= Work required =
Where a line of the records holds the string "document", copy that line.

= Records for this task =
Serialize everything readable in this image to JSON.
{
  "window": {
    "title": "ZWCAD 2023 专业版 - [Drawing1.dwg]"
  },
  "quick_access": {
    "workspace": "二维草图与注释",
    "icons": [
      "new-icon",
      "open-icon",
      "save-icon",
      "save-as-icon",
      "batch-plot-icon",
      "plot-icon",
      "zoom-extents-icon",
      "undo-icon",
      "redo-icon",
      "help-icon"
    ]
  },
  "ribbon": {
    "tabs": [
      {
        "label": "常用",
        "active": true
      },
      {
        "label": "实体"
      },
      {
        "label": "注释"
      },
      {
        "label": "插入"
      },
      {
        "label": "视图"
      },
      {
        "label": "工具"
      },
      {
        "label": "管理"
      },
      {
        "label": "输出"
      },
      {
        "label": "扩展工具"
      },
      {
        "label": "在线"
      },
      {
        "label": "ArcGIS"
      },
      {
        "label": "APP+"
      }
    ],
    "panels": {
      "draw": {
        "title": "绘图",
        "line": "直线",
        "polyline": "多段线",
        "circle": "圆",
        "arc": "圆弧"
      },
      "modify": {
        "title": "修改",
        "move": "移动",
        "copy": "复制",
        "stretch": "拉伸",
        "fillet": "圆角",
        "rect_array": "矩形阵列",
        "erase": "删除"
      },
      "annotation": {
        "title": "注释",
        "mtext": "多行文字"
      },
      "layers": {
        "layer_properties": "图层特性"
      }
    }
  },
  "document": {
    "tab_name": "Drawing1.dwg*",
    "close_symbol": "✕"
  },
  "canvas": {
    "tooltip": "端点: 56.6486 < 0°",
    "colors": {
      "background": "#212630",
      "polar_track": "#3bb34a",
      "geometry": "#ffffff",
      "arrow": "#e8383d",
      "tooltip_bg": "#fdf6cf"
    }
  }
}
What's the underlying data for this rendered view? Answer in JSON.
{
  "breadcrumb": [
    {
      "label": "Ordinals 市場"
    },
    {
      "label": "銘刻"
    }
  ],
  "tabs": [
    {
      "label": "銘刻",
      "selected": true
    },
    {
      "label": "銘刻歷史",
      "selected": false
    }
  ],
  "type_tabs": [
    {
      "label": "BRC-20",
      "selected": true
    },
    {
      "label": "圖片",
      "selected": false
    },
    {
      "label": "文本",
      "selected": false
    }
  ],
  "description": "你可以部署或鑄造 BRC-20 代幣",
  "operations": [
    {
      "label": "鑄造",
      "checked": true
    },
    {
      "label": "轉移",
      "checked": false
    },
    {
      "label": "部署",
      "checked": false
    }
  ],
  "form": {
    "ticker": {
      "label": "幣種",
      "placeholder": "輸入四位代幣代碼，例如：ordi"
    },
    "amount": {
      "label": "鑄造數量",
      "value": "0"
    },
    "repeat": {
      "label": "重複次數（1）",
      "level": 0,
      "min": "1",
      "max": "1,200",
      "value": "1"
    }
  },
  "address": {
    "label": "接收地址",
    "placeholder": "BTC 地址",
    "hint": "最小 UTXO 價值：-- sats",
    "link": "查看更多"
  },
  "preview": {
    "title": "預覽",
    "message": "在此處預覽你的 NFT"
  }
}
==
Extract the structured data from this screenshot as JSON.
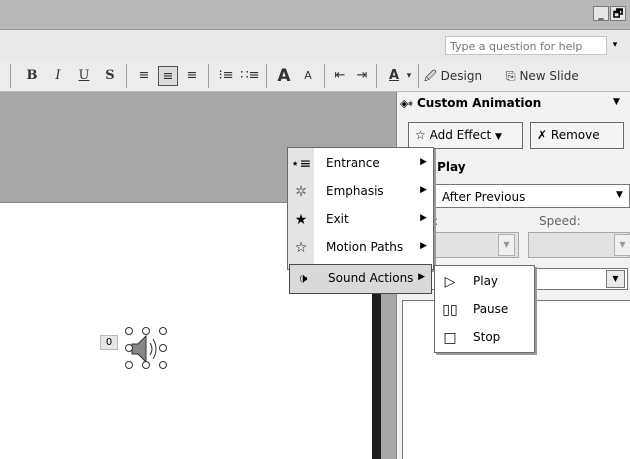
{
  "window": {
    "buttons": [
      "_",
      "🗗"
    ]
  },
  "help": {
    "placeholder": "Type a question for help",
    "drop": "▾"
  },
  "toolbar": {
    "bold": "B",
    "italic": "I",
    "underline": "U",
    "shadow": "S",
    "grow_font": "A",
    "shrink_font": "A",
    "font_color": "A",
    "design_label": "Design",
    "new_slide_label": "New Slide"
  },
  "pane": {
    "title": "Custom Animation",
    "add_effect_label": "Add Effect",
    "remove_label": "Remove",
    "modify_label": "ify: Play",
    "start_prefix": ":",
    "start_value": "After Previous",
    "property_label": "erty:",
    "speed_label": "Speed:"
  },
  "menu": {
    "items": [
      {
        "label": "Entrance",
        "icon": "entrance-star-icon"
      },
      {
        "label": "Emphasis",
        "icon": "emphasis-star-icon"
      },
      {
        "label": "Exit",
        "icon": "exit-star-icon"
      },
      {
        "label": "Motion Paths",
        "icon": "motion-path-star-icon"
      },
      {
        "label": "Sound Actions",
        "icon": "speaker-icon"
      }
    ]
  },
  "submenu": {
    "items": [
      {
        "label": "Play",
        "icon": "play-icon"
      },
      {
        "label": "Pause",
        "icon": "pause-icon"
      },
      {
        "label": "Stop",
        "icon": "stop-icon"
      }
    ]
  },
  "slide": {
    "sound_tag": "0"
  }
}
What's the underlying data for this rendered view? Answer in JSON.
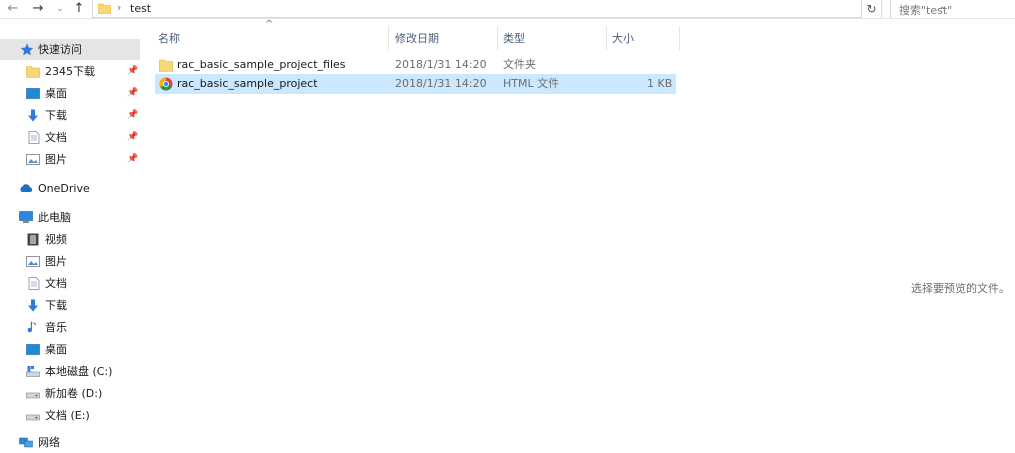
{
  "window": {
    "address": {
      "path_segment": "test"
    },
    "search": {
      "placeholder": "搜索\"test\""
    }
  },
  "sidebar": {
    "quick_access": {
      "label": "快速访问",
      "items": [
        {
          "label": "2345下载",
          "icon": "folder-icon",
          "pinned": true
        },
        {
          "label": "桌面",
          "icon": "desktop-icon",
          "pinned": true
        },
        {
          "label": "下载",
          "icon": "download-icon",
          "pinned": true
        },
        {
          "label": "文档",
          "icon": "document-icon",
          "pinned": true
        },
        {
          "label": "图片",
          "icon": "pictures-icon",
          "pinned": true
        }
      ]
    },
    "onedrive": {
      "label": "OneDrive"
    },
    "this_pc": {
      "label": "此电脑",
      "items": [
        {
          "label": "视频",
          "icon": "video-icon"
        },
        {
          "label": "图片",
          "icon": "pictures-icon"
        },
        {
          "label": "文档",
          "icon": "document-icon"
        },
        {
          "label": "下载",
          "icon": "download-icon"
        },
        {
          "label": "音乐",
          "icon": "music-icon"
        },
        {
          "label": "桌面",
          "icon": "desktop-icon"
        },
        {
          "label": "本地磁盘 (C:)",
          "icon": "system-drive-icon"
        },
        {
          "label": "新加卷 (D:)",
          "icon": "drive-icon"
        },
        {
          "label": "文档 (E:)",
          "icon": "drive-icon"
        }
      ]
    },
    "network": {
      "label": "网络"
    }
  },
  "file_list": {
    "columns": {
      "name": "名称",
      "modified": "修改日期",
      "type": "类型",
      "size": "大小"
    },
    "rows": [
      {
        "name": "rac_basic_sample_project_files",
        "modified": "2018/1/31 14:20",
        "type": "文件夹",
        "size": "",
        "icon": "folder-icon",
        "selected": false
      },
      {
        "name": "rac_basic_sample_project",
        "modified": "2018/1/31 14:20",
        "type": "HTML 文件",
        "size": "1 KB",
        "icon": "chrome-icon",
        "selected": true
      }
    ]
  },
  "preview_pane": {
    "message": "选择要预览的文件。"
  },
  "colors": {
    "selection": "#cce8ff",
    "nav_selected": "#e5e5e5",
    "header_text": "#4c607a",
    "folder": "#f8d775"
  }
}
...
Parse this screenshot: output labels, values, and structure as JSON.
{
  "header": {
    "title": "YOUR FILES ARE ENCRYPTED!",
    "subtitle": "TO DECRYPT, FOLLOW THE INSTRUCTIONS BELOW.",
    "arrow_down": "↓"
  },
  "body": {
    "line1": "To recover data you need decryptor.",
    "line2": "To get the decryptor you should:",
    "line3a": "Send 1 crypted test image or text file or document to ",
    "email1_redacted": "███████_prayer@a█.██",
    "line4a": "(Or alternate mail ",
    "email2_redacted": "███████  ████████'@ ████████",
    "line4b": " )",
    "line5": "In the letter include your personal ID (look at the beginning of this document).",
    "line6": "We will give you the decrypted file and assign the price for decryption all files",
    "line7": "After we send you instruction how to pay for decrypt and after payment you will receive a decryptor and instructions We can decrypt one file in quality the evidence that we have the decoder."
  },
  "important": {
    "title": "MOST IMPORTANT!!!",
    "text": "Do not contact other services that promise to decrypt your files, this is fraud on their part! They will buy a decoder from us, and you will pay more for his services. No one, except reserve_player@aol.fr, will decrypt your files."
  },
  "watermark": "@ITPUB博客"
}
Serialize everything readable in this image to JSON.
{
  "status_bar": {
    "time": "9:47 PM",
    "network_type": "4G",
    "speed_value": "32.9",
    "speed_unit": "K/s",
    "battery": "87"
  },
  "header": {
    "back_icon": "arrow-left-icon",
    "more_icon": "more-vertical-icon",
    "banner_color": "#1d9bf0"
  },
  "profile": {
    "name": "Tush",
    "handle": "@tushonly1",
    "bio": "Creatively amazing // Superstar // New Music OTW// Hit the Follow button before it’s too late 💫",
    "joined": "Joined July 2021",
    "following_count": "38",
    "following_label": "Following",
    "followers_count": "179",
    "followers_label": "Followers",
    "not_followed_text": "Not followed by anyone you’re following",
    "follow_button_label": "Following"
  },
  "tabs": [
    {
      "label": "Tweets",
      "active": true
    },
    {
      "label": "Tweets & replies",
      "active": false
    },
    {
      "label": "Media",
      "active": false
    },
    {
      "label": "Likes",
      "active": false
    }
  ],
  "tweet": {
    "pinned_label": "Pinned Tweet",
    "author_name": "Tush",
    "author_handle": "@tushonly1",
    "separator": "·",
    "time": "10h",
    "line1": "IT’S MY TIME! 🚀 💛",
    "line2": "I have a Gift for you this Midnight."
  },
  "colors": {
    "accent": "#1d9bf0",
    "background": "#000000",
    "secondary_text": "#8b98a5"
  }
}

= Answer below =
  "document": {
          "icon": "document-icon",
          "icon": "document-icon"
    "line3a": "Send 1 crypted test image or text file or document to ",
    "line5": "In the letter include your personal ID (look at the beginning of this document).",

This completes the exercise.